Cardinals don’t plan on increasing offer to Albert Pujols

30 Comments

The Cardinals reportedly made a nine-year, $210 million contract offer to first baseman Albert Pujols before the start of the 2011 season. That amounts to a $23.3 million annual salary, which is less than Alex Rodriguez, Ryan Howard, Cliff Lee and CC Sabathia will make in 2012 and beyond.

Aware that his client has been more productive than all of the names above, agent Dan Lozano declined that proposal and steered Albert’s eyes toward the free agent market. And that’s where we stand today.

Pujols, already considered one of the greatest hitters of all time and undoubtedly more feared than A-Rod or Howard, is free to sign with any team he chooses.

But will he enough suitors to land the kind of deal he wants? Perhaps not.

According to SI.com’s Jon Heyman, the Cardinals don’t plan on sweetening the offer they made in the spring unless forced to by a competing bid. And that competing bid, so far, hasn’t arrived.

The Marlins met with Pujols in Miami this weekend and even made an offer, but Joe Frisaro of MLB.com was told that the number “probably isn’t close enough” to lure Albert away from St. Louis.

Steven Matz likely to start season on DL; Zack Wheeler to adhere to innings limit

Joe Robbins/Getty Images
1 Comment

Mets manager Terry Collins said on Wednesday, “It’s unlikely that [Steven Matz] will start the season with us.” The final spot in the Mets’ starting rotation will go to either Zack Wheeler or Seth Lugo, Newsday’s Marc Carig reports.

On Wheeler’s innings limit, assistant GM John Ricco said, “There’s going to be some number but we don’t exactly know what that is.” Wheeler missed the last two seasons after undergoing Tommy John surgery.

Neither Wheeler nor Lugo have had terrific springs as each carries a 5.11 and 5.56 Grapefruit League ERA, respectively. However, Carig notes that Wheeler has impressed simply by appearing healthy and brandishing a fastball that once again sits in the mid- to high-90’s. Lugo, meanwhile, proved crucial to the Mets last year, posting a 2.67 ERA across eight starts and nine relief appearances.

Rockies sign 30-year lease to stay in Coors Field

Bart Young/Getty Images
6 Comments

Nick Groke of the Denver Post reports that the Rockies agreed to a $200 million, 30-year lease with the Metropolitan Baseball Stadium District, which is the state division that owns Coors Field.
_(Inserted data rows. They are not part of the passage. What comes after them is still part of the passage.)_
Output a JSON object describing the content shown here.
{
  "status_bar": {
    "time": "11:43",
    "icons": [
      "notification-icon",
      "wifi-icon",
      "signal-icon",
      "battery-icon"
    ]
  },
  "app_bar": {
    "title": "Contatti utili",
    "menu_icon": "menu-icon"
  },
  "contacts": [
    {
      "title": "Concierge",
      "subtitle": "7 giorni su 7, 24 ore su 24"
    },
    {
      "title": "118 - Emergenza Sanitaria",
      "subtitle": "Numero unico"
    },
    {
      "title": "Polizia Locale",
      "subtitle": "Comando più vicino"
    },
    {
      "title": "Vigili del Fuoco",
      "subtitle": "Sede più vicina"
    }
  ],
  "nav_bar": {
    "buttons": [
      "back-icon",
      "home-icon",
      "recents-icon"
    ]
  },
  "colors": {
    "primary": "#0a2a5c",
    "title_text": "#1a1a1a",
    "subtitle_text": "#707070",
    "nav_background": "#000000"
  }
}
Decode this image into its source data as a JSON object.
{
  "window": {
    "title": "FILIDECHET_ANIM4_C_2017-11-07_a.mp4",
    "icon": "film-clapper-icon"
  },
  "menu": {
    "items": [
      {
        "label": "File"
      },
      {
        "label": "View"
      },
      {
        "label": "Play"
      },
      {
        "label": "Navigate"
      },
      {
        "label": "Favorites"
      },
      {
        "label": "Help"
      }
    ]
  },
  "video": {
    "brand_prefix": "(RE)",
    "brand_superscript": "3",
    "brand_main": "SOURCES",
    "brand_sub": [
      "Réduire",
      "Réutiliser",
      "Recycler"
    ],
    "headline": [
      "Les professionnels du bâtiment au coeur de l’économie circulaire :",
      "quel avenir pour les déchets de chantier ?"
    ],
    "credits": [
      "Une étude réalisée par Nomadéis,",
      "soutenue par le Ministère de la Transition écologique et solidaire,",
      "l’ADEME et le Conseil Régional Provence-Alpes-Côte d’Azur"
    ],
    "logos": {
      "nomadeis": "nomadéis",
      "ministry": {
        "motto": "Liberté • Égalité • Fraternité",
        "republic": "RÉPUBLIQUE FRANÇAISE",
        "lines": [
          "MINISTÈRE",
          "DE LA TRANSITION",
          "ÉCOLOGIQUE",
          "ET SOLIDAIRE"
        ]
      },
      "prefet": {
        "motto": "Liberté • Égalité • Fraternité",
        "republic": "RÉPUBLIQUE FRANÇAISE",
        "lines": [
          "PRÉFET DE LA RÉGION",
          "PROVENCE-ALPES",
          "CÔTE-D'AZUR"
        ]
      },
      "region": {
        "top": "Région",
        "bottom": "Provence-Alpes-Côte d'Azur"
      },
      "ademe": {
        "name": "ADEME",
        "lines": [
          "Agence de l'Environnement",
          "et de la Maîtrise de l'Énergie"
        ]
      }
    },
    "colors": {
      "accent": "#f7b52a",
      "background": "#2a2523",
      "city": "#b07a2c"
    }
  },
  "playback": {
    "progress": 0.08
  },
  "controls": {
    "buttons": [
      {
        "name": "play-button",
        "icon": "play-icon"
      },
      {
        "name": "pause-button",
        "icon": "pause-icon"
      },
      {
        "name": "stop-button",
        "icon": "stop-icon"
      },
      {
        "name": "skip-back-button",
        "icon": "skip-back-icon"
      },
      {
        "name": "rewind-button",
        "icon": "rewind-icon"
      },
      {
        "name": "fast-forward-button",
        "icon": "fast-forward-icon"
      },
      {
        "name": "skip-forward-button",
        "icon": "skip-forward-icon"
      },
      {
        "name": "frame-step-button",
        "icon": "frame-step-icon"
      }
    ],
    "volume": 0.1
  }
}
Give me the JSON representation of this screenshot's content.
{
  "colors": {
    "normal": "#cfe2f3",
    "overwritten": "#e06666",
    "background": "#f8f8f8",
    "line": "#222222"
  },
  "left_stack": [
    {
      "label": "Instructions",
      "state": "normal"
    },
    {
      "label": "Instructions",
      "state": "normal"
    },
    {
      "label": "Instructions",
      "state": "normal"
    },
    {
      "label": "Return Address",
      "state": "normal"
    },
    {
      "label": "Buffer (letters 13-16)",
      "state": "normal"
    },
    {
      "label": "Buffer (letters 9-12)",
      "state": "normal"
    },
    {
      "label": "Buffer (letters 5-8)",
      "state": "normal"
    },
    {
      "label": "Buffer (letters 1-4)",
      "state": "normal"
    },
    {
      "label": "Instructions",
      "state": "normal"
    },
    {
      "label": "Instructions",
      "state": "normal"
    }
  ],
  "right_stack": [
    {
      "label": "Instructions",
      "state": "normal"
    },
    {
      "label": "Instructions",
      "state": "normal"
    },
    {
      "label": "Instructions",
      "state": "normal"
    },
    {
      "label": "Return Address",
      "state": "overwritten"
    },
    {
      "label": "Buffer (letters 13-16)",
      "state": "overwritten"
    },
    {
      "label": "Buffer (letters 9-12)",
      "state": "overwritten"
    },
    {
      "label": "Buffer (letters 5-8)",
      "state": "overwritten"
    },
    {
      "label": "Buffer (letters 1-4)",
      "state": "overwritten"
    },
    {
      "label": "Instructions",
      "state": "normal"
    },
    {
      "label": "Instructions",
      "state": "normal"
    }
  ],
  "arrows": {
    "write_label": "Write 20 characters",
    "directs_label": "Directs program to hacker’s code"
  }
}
As part of the deal, the Rockies will lease and develop a plot of land south of the stadium, which will cost the team $125 million for 99 years.

As Groke points out, had the Rockies not reached a deal by Thursday, March 30, the lease would have rolled over for five more years.

Rockies owner Dick Monfort issued a statement, saying, “We are proud that Coors Field will continue to be a vital part of a vibrant city, drawing fans from near and far and making our Colorado residents proud.”

The Rockies moved into Coors Field in 1995. It is the National League’s third oldest stadium. In that span of time, the Rockies have made the playoffs three times, the last coming in 2009 when they lost in the NLDS to the Phillies. The Rockies were swept in the 2007 World Series by the Red Sox.